As of the 25th of May, 2012, The United States’ Occupational Safety and Health Administration introduced a slew of new changes to their hazard communication standard. Revisions to this standard, also known as the worker right-to-know rule, are focused on reducing confusion about hazardous materials in the workplace.

The changes to OSHA’s current standard will finally align the United States with The United Nation’s Globally Harmonized System of Classification and Labeling of Chemicals, or GHS. The focus given to correct labeling and handling of chemical hazards in the workplace, as well as the improvement of safety training for workers. The important thing is to educate workers on these chemical hazards and introduce them to a new, 16-section safety data sheets, or SDSs, which will replace OSHA’s existing material safety data sheets, or MSDSs.

Since these changes will affect so many, OSHA has laid out a 4-year transition period for compliance with these new GHS requirements in the hazard communication, or HazCom, rule. Within the first year, employees should be trained in how to read and interpret chemical labels and SDSs, but it does not matter whether they are complying with pre-GHS or revised HazCom standards. By June of 2015, OSHA will require that all chemical manufacturers, importers, and distributors are complying with the GHS rule, including the classification of chemical hazards and the preparation of new labels and SDSs. All other employers that use, handle, and/or store such chemicals should follow by December of that year. And by 2016, all employers must update their labeling system and hazard communication program and train employees according to the new GHS standard.
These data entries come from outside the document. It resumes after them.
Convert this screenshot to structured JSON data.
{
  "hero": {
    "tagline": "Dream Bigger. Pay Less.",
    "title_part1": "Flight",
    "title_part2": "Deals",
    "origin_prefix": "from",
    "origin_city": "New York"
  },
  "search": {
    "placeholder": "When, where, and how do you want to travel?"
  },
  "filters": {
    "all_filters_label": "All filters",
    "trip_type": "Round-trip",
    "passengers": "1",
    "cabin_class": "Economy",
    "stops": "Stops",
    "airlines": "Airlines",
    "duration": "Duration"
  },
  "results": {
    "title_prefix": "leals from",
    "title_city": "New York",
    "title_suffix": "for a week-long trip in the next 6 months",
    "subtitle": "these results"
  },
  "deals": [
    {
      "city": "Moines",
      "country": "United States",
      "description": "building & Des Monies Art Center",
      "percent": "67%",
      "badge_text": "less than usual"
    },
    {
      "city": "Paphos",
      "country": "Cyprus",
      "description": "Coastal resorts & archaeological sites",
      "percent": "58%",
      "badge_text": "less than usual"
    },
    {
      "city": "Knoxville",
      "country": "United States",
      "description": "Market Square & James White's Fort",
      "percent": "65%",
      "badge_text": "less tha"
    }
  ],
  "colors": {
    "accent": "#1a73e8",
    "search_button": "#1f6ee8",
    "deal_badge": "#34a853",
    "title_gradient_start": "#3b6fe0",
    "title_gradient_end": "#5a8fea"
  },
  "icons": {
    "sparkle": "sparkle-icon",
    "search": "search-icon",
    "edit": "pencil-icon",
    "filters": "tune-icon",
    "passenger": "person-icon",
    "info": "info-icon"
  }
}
So, even though the new GHS standards bring with them some serious changes for employees and their employers, there is a fair phase-in period to help with the adjustment. And hopefully, after the new labels and sheets and training are used, there is less confusion and incidents when it comes to the handling, storage, and manufacturing of hazardous chemicals.